IT is hard to fathom that the law would exclude a loving father from the life of his child on social policy grounds. Yet this is what occurred recently in NSW when a non-biological lesbian mother successfully applied to have the name of the father, a sperm donor, struck off the birth certificate of his IVF-conceived 10-year-old daughter and replaced with her own.
This kind of court decision, however, will come as little surprise to many dads, all too familiar with the operation of family law in Australia. Usually women’s rights trump the needs of fathers and children, as is again being demonstrated by the Gillard government’s changes to the Family Law Act, which will make it easier for separated mothers to exclude fathers from children’s lives.
Gay rights are being given priority as well. Ironically, however, the landmark birth certificate decision, which has been hailed as a victory for same-sex parenting, is undermining the arguments for gay marriage by ignoring the important role of fathers in rearing children.
Separated fathers wishing to maintain a meaningful relationship with their children have long felt the deck was stacked against them. The best outcome most could hope for was to be allowed to see their children every second weekend and half the school holidays.
If a mother were determined to end all contact with the children’s father, a nightmare awaited. As detailed in John Hirst’s groundbreaking 2005 Quarterly Essay, Kangaroo Court: Family Law in Australia, the legal tactic employed was to make false accusations of child sexual assault against the father. Based on unproven allegations of abuse, the Family Court would decide that a child could be at risk of harm and withdraw the father’s limited access visits.
The Family Court denied a bias towards women. Its former chief justice, Alistair Nicholson, constantly claimed that the best interest of the child was paramount.
Yet there is little doubt that women’s rights were prioritised over those of fathers and children.
This situation started to change in 2006 due to the Howard government’s family law reforms. The Family Law Act was amended to introduce a rebuttal presumption of equal shared parental responsibility, which required parents to consult with each other and reach agreement about important issues in the child’s life. Provided there was no evidence of domestic violence, child abuse or ongoing conflict, the court was required to consider equal shared parental responsibility and, if granted, then consider ordering equal parenting time or at least substantial and significant time for fathers.
Since 2007, militant single-mother groups, abetted by sympathetic lawyers and academics, have been lobbying federal Labor to water down the Howard reforms.
The anti-shared parenting campaigners claim that women and children are being forced to have contact with violent and abusive fathers. At least six reviews have been commissioned to prove this “fact”, yet none of the subsequent reports contain hard evidence that rebuttable shared parenting is exposing women and children to harm.
The Gillard government has got around this by deciding to redefine family violence. The Family Law Legislation Amendment (Family Violence and Other Measures) Bill 2011 has expanded the definition to include psychological harm, financial abuse and other threatening behaviour that controls, coerces or causes fear. Significantly, the government has ruled out requiring that fear of family violence be “reasonable”.

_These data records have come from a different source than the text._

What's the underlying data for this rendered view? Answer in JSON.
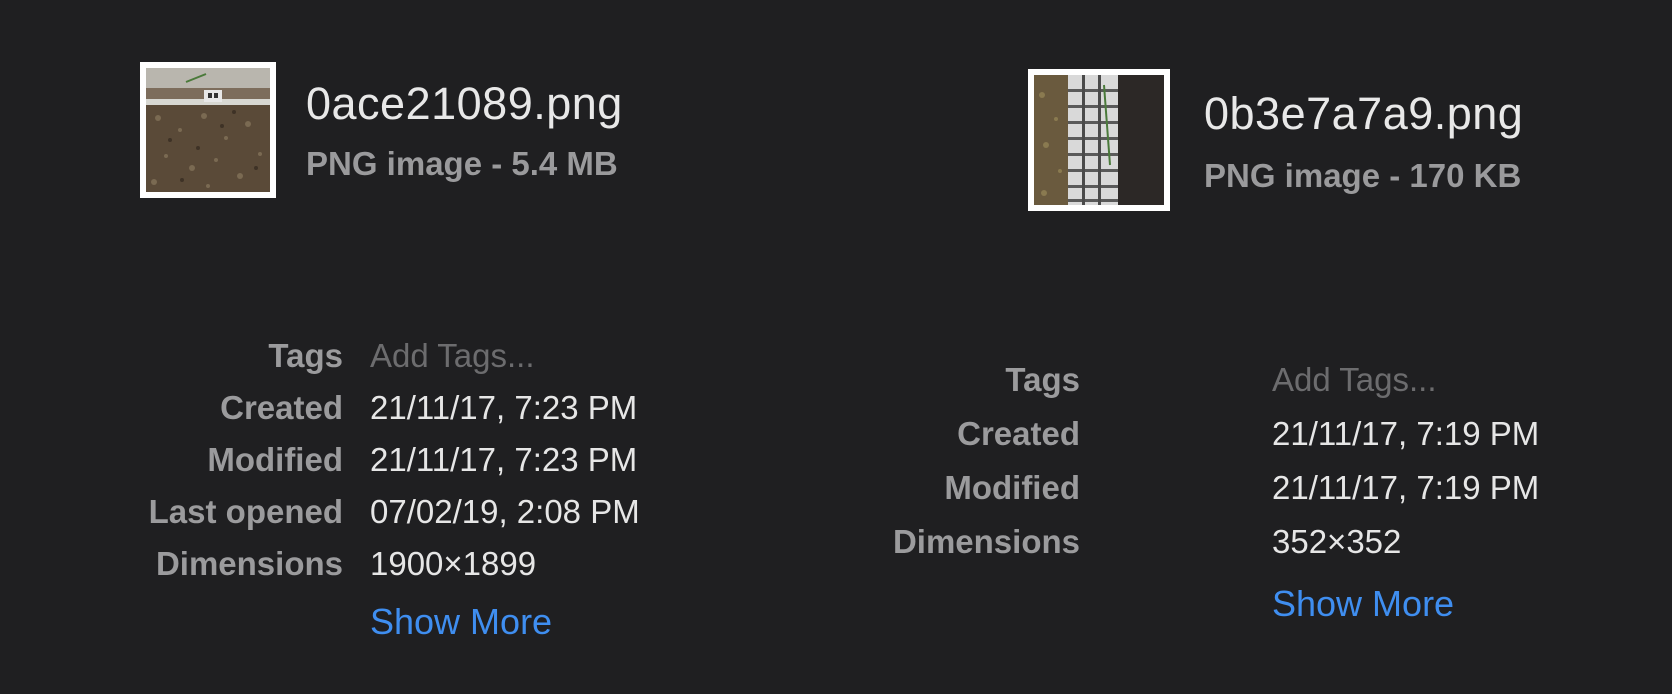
{
  "files": [
    {
      "name": "0ace21089.png",
      "kind": "PNG image - 5.4 MB",
      "meta": [
        {
          "label": "Tags",
          "value": "Add Tags..."
        },
        {
          "label": "Created",
          "value": "21/11/17, 7:23 PM"
        },
        {
          "label": "Modified",
          "value": "21/11/17, 7:23 PM"
        },
        {
          "label": "Last opened",
          "value": "07/02/19, 2:08 PM"
        },
        {
          "label": "Dimensions",
          "value": "1900×1899"
        }
      ],
      "show_more": "Show More"
    },
    {
      "name": "0b3e7a7a9.png",
      "kind": "PNG image - 170 KB",
      "meta": [
        {
          "label": "Tags",
          "value": "Add Tags..."
        },
        {
          "label": "Created",
          "value": "21/11/17, 7:19 PM"
        },
        {
          "label": "Modified",
          "value": "21/11/17, 7:19 PM"
        },
        {
          "label": "Dimensions",
          "value": "352×352"
        }
      ],
      "show_more": "Show More"
    }
  ],
  "colors": {
    "background": "#1f1f21",
    "link": "#3f8ef0",
    "label": "#9b9b9d",
    "value": "#e6e6e6",
    "placeholder": "#6c6c6e"
  }
}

Based on past experience in the Family Court, the expanded definition will create a new and open-ended legal means by which good fathers are banished from the lives of their children. There also no longer will be any penalty (no cost orders) for knowingly making false allegations, and the friendly parent provisions, requiring parents to be supportive of each other’s role in their children’s lives, will be substantially diminished.
The amending bill is due to be read for third time in the Senate in coming weeks and will pass on the votes of Labor and Greens senators. Complaints about the kangaroo justice dished out to fathers in the Family Court used to be the No 1 source of complaints to the offices of MPs. MPs should prepare themselves for a repeat when the new laws start making children fatherless.
Meanwhile, the social policy goal of advancing same-sex parental rights is also being used to justify denying children the right to know their fathers. However, the disregard shown for the interests of children is backfiring and proving the validity of the arguments of opponents of gay marriage.
The case for marriage equality is based on the obvious truth that homosexuals have loving relationships that, it is claimed, deserve official recognition. In other words, marriage should be opened up to include same-sex couples willing and able to live up to the meaning of marriage. There is an inherently conservative hue to this argument.
The case against gay marriage is that marriage establishes the right environment for the rearing of children by a mother and father. Gay activists respond that same-sex couples can be good parents. Critics who point out that children in same-sex families may forgo, to their detriment, the care of a mother or father are branded homophobic. By ignoring the substantive point, the welfare of children is set aside in favour of advancing the right of homosexuals and lesbians to be parents.
This is the disturbing significance of the controversial NSW birth certificate decision. That no gay spokesperson has expressed concern for the father and child stolen from each other speaks volumes about their priorities. Traditionalists have long argued in defence of marriage that the institution is fundamentally about the rights of children and that advocates of gay marriage just don’t get this. Based on the “sperm donor dad” case, they appear to have a point.
Jeremy Sammut is a research fellow at the Centre for Independent Studies.